Bridport Literary Festival Director Tanya Bruce-Lockhart said this year’s event, from November 7-13, was more successful than ever.

“We wanted to make up for the disappointment of 2020 when we could only host one day of ‘live’ events due to Covid constraints,” she said.

This year, the annual festival hosted a broad range of events, opening with Jonathan Sumption in conversation with Howard Davies about his sometimes controversial views in the book, Law in a Time of Crisis.

The former Supreme Court Judge wrestled with past, present and potential crises faced by what many consider to be an increasingly divided country.

From the role of the Supreme Court to the uses of referenda to the rise of nationalisms within the UK, Sumption exposed the subtleties, uses and abuses of legal and judicial interventions.

The festival ended with the inspirational James Rebanks talking about his hopes for future farming. The writer and farmer won the Wainwright Prize for his book, English Pastoral: An Inheritance, and was pleased to see a fair number of farmers among the audience. Rebanks’ family have farmed in the Lake District for more than 600 years. He keeps Herdwick sheep and now has a herd of Belted Galloways.

He was involved in the bid for the Lake District to receive World Heritage status which was approved in 2017. His bestselling autobiography, The Shepherd’s Life, won endless plaudits when it was published in 2015.

Other talks included former MP Peter Hain recalling growing up in South Africa, Marina Wheeler’s mother’s life growing up and through India’s Partition and Tim Marshall identifying why politics are linked to geography.

Mrs Bruce-Lockhart said: “It was great to see almost full houses in all of our venues and the town felt a buzz of energy. This is Bridport’s Literary Festival and we are delighted that so many visitors as well as locals come to sample our wonderful town and all it has to offer.”

She added: “It was great to have our independent local bookshop, the Book Shop, Bridport, managing book sales for the author signings, which went so well.”

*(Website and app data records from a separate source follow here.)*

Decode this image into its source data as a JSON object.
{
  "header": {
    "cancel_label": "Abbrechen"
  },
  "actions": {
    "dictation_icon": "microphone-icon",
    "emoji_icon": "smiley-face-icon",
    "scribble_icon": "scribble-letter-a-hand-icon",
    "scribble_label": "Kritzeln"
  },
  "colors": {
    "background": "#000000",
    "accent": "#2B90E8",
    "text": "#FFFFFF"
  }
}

The festival was spawned originally from the international Bridport Prize, which was founded in 1973 to encourage and reward writers of short stories and poetry.

It takes place annually and has become a firm fixture in the West Dorset calendar for November.